- Work to complete -
Using the data beneath, show every line that includes the word "true".

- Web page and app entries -
********

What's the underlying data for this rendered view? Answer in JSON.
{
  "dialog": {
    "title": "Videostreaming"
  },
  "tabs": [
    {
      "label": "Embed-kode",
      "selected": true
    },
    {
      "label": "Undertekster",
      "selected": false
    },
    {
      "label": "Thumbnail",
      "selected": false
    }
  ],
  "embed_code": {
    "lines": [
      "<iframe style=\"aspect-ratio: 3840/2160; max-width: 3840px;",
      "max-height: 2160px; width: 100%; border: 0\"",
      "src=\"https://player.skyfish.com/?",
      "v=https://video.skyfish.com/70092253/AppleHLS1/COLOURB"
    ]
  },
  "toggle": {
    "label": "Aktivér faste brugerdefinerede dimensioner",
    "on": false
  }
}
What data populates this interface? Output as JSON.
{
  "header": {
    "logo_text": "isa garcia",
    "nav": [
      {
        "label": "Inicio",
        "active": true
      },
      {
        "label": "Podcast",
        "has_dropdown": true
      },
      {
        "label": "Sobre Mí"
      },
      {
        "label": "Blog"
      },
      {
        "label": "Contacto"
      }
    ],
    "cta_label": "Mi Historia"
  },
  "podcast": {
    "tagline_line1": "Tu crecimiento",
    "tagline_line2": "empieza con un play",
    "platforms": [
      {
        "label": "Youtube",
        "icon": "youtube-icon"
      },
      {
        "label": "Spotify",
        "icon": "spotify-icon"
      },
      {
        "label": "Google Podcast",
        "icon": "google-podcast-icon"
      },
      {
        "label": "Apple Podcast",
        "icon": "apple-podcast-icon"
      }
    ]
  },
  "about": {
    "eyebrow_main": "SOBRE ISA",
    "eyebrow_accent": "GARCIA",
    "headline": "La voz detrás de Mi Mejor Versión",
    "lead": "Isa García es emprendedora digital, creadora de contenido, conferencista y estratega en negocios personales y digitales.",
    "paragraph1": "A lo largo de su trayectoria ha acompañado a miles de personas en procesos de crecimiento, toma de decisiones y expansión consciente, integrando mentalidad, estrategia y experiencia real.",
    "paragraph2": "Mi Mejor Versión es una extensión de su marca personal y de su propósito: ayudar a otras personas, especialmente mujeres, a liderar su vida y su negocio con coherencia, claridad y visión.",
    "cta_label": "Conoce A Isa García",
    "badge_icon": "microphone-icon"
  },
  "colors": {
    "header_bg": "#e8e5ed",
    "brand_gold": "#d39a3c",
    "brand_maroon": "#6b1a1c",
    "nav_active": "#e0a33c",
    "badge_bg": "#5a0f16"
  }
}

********

- Output below -
      "selected": true
        "active": true
        "has_dropdown": true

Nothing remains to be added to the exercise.